* **RECORDS TO USE**
· · · · · · ·

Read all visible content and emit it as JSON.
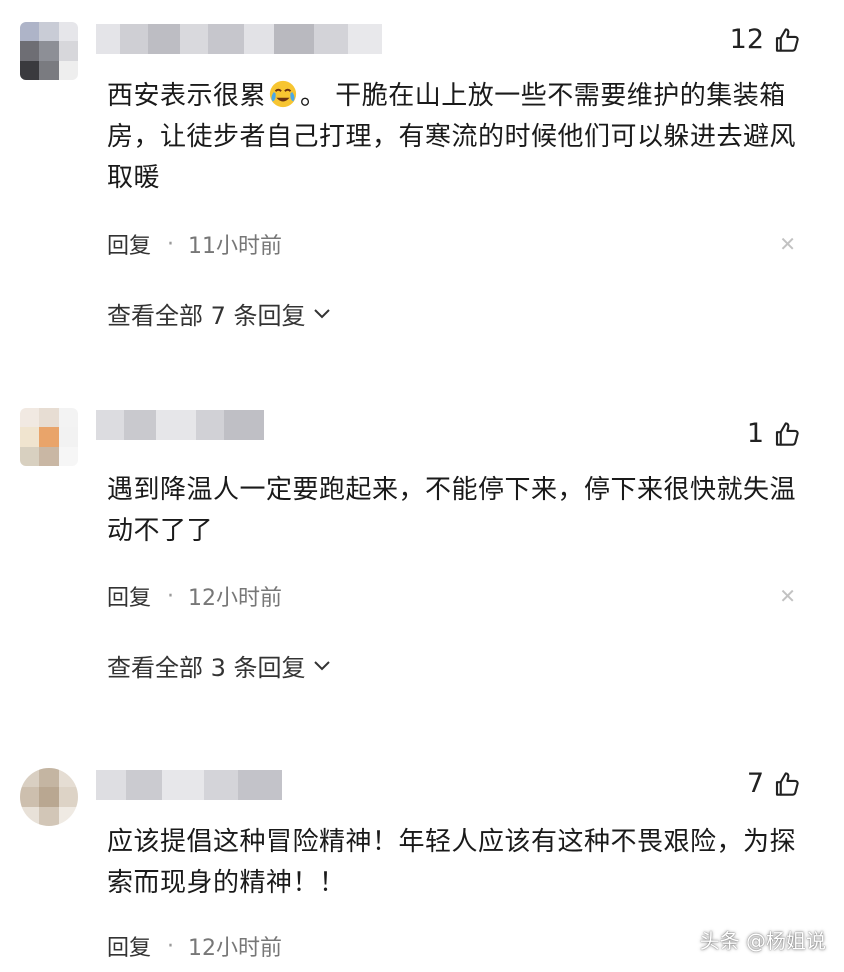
{
  "comments": [
    {
      "likes": "12",
      "text_before_emoji": "西安表示很累",
      "emoji": "crying-laughing-emoji",
      "text_after_emoji": "。 干脆在山上放一些不需要维护的集装箱房，让徒步者自己打理，有寒流的时候他们可以躲进去避风取暖",
      "reply_label": "回复",
      "separator": "·",
      "time": "11小时前",
      "view_replies": "查看全部 7 条回复"
    },
    {
      "likes": "1",
      "text": "遇到降温人一定要跑起来，不能停下来，停下来很快就失温动不了了",
      "reply_label": "回复",
      "separator": "·",
      "time": "12小时前",
      "view_replies": "查看全部 3 条回复"
    },
    {
      "likes": "7",
      "text": "应该提倡这种冒险精神！年轻人应该有这种不畏艰险，为探索而现身的精神！！",
      "reply_label": "回复",
      "separator": "·",
      "time": "12小时前"
    }
  ],
  "watermark": "头条 @杨姐说",
  "colors": {
    "background": "#ffffff",
    "text": "#1a1a1a",
    "meta": "#777777"
  }
}
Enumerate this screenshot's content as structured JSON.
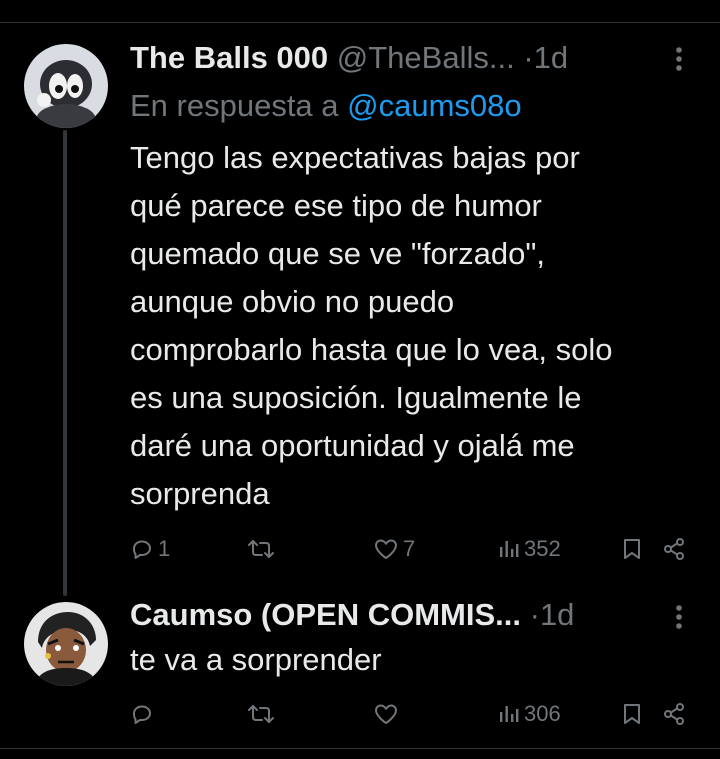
{
  "tweets": [
    {
      "display_name": "The Balls 000",
      "handle": "@TheBalls...",
      "separator": "·",
      "time": "1d",
      "reply_prefix": "En respuesta a ",
      "reply_mention": "@caums08o",
      "text": "Tengo las expectativas bajas por qué parece ese tipo de humor quemado que se ve \"forzado\", aunque obvio no puedo comprobarlo hasta que lo vea, solo es una suposición. Igualmente le daré una oportunidad y ojalá me sorprenda",
      "text_lines": [
        "Tengo las expectativas bajas por",
        "qué parece ese tipo de humor",
        "quemado que se ve \"forzado\",",
        "aunque obvio no puedo",
        "comprobarlo hasta que lo vea, solo",
        "es una suposición. Igualmente le",
        "daré una oportunidad y ojalá me",
        "sorprenda"
      ],
      "replies": "1",
      "retweets": "",
      "likes": "7",
      "views": "352"
    },
    {
      "display_name": "Caumso (OPEN COMMIS...",
      "separator": "·",
      "time": "1d",
      "text": "te va a sorprender",
      "replies": "",
      "retweets": "",
      "likes": "",
      "views": "306"
    }
  ],
  "icons": {
    "more": "more-vertical-icon",
    "reply": "reply-icon",
    "retweet": "retweet-icon",
    "like": "heart-icon",
    "views": "views-icon",
    "bookmark": "bookmark-icon",
    "share": "share-icon"
  },
  "colors": {
    "background": "#000000",
    "text": "#e7e9ea",
    "secondary": "#71767b",
    "link": "#1d9bf0",
    "divider": "#2f3336"
  }
}
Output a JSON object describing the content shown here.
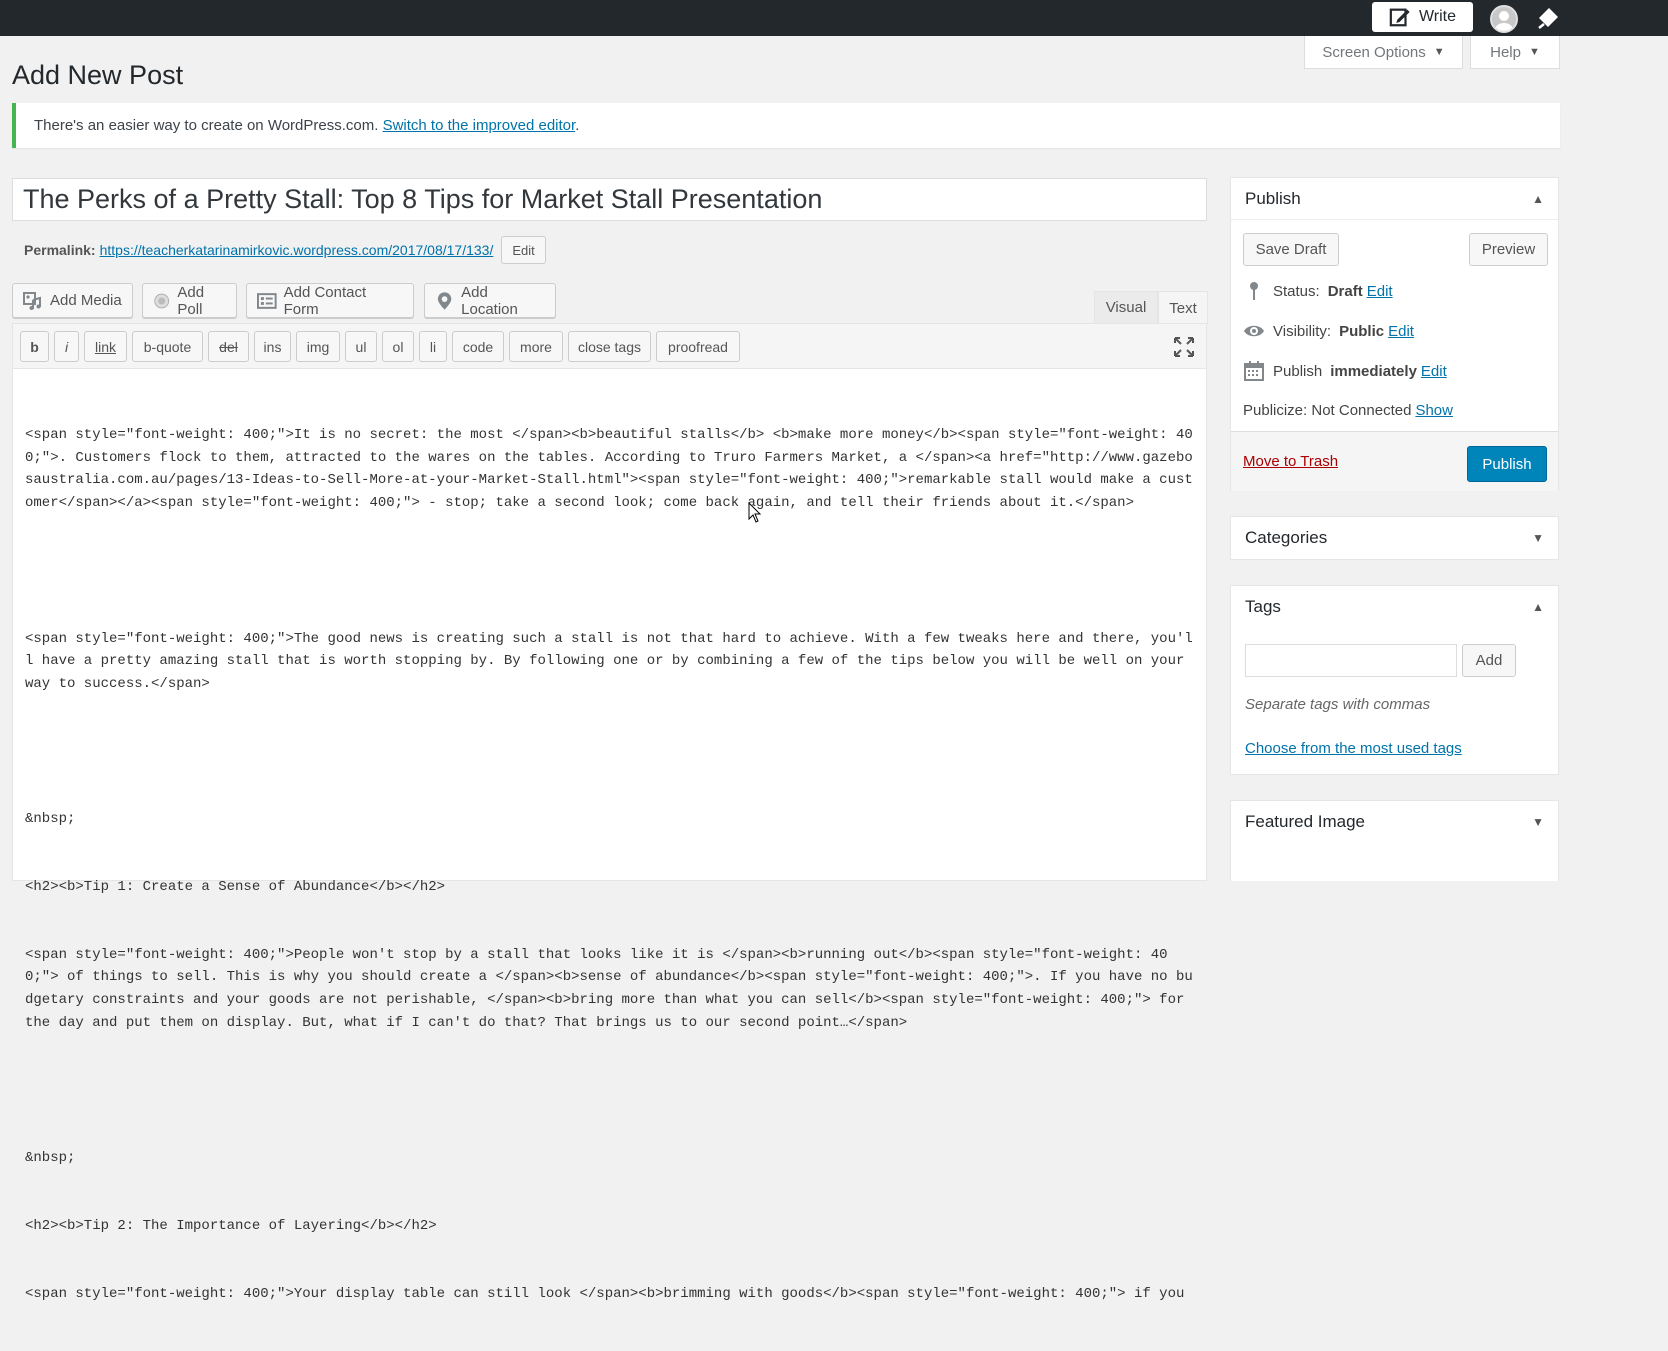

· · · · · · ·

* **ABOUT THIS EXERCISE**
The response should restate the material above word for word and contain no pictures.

* **OUTPUT FOR THIS EXERCISE**
Read all visible content and emit it as JSON.
{
  "comments": [
    {
      "likes": "12",
      "text_before_emoji": "西安表示很累",
      "emoji": "crying-laughing-emoji",
      "text_after_emoji": "。 干脆在山上放一些不需要维护的集装箱房，让徒步者自己打理，有寒流的时候他们可以躲进去避风取暖",
      "reply_label": "回复",
      "separator": "·",
      "time": "11小时前",
      "view_replies": "查看全部 7 条回复"
    },
    {
      "likes": "1",
      "text": "遇到降温人一定要跑起来，不能停下来，停下来很快就失温动不了了",
      "reply_label": "回复",
      "separator": "·",
      "time": "12小时前",
      "view_replies": "查看全部 3 条回复"
    },
    {
      "likes": "7",
      "text": "应该提倡这种冒险精神！年轻人应该有这种不畏艰险，为探索而现身的精神！！",
      "reply_label": "回复",
      "separator": "·",
      "time": "12小时前"
    }
  ],
  "watermark": "头条 @杨姐说",
  "colors": {
    "background": "#ffffff",
    "text": "#1a1a1a",
    "meta": "#777777"
  }
}
Enumerate this screenshot's content as structured JSON.
{
  "tweets": [
    {
      "display_name": "The Balls 000",
      "handle": "@TheBalls...",
      "separator": "·",
      "time": "1d",
      "reply_prefix": "En respuesta a ",
      "reply_mention": "@caums08o",
      "text": "Tengo las expectativas bajas por qué parece ese tipo de humor quemado que se ve \"forzado\", aunque obvio no puedo comprobarlo hasta que lo vea, solo es una suposición. Igualmente le daré una oportunidad y ojalá me sorprenda",
      "text_lines": [
        "Tengo las expectativas bajas por",
        "qué parece ese tipo de humor",
        "quemado que se ve \"forzado\",",
        "aunque obvio no puedo",
        "comprobarlo hasta que lo vea, solo",
        "es una suposición. Igualmente le",
        "daré una oportunidad y ojalá me",
        "sorprenda"
      ],
      "replies": "1",
      "retweets": "",
      "likes": "7",
      "views": "352"
    },
    {
      "display_name": "Caumso (OPEN COMMIS...",
      "separator": "·",
      "time": "1d",
      "text": "te va a sorprender",
      "replies": "",
      "retweets": "",
      "likes": "",
      "views": "306"
    }
  ],
  "icons": {
    "more": "more-vertical-icon",
    "reply": "reply-icon",
    "retweet": "retweet-icon",
    "like": "heart-icon",
    "views": "views-icon",
    "bookmark": "bookmark-icon",
    "share": "share-icon"
  },
  "colors": {
    "background": "#000000",
    "text": "#e7e9ea",
    "secondary": "#71767b",
    "link": "#1d9bf0",
    "divider": "#2f3336"
  }
}
Output a JSON object describing the content shown here.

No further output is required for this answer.